Topics: Rereātea - Midday News, Rugby

Woodman first woman to make rugby top 10 list

By Jessica Tyson
  • Waikato/Bay of Plenty

Black Fern star Portia Woodman is the first woman to be ranked in the top 10 of 50 of rugby’s most influential figures.

Listed in Rugby World magazine, Woodman of Ngāpuhi is in ninth place, two spots below All Blacks coach Steve Hansen.

Rugby World editor and CNN contributor Alan Dymock said, "Portia Woodman's place in the top 10 is owed not only to her sustained excellence on the field ... but also due to her willingness to speak out publicly for the women's game, challenging authorities on behalf of her fellow players."

It comes after a stellar 12 months for the player, who was part of the Black Ferns side that won gold at the Commonwealth Games.  She was also the leading try-scorer as the team won their fifth World Cup last year before being named Player of the Year at the Rugby Awards.

Only days ago Goodman was also announced by the America Women's Sports Foundation as one of the 10 finalists for the annual Sportswoman of the Year awards in New York.

Renowned tennis star sisters Venus and Serena Williams are past winners of the award.  This year’s winner will be announced on October 17.

Recent interview with Māori Television

In a recent interview with Māori Television, Woodman said the best part about her job is being able to inspire others.

“We get to inspire, go around the world and show people that we’re living the dream and it’s achievable to anyone and everyone.”

One of the major highlights of her career was taking part in the Rio Olympics in 2016.

“Being given the opportunity to play in the Black Ferns and then getting to the Olympics was an amazing dream. That was a dream come true and getting that silver was the icing on the cake.”

Woodman says her parents taught her to make the most of every opportunity and she takes “a lot of pride in knowing where I come from and knowing my whakapapa, who I am.”

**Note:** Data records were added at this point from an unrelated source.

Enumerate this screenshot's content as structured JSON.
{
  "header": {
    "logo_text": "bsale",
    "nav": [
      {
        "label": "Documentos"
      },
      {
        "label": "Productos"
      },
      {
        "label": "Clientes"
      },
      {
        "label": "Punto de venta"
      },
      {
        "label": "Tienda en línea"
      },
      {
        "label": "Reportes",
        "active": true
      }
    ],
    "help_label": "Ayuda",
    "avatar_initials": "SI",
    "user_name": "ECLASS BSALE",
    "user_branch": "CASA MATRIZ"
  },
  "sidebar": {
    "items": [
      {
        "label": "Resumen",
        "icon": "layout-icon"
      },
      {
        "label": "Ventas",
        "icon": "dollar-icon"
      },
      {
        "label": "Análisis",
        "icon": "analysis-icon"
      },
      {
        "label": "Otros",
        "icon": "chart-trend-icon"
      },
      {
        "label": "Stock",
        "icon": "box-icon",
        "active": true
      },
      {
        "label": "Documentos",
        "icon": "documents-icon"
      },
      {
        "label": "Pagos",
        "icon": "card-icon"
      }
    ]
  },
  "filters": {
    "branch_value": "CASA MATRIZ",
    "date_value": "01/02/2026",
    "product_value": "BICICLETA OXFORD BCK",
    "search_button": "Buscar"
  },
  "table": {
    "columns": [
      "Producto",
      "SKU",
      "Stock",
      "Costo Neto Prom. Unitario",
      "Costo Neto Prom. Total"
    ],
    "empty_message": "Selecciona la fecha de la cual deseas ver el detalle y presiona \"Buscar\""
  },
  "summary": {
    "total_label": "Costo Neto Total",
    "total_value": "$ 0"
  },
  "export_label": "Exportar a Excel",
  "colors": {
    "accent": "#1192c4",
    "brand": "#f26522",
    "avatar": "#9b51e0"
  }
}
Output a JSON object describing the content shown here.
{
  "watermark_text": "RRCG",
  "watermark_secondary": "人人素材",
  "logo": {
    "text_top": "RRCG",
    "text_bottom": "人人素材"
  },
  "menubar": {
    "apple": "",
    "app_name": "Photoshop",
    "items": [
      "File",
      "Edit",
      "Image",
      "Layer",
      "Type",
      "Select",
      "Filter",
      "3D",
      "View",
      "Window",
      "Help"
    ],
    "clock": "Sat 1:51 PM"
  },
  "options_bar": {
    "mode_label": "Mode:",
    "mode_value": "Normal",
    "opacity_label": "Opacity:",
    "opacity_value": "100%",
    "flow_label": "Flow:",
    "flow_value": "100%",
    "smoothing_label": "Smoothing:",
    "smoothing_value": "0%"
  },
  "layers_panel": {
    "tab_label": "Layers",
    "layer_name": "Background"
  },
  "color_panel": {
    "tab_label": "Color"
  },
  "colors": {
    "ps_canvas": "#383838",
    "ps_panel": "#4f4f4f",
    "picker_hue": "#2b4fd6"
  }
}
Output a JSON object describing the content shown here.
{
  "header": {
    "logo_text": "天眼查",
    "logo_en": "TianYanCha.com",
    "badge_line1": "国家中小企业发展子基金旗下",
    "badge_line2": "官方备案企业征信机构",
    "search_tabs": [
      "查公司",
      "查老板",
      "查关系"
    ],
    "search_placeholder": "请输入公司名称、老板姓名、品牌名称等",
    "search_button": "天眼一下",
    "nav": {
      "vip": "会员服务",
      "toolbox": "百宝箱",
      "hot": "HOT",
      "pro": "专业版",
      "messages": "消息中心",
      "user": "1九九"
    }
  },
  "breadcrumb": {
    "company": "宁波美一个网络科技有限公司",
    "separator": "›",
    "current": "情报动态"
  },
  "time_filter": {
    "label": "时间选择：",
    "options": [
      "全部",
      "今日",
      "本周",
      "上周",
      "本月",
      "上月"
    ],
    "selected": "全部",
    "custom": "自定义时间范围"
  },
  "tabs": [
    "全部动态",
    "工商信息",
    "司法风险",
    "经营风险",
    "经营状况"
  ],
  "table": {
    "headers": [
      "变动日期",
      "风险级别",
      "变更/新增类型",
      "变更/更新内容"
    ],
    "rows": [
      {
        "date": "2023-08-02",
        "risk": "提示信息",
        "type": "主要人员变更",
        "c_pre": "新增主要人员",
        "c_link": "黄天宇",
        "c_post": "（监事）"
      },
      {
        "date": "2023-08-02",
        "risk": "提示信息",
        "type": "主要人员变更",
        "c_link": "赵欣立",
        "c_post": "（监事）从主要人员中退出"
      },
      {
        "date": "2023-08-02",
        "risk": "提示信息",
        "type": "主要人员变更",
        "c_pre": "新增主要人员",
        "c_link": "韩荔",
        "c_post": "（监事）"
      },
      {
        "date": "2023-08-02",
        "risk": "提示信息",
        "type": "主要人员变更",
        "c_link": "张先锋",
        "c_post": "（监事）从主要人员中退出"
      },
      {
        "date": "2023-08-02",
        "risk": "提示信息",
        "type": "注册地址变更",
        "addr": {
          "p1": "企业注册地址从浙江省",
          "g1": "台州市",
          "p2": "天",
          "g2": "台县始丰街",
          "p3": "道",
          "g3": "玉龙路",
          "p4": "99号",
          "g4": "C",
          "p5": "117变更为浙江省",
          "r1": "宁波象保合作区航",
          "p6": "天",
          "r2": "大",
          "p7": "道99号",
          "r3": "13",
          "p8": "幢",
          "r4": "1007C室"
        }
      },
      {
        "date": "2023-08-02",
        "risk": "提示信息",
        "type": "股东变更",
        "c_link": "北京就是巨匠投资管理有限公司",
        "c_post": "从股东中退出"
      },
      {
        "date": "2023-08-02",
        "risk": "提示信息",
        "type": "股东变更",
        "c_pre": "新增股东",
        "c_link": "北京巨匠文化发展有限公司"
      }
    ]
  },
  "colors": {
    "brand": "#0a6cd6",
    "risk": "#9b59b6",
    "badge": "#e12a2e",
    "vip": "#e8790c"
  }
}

“My whānau have been really staunch in who we are and who our tūpuna are because without knowing where we come from we can’t go forward.”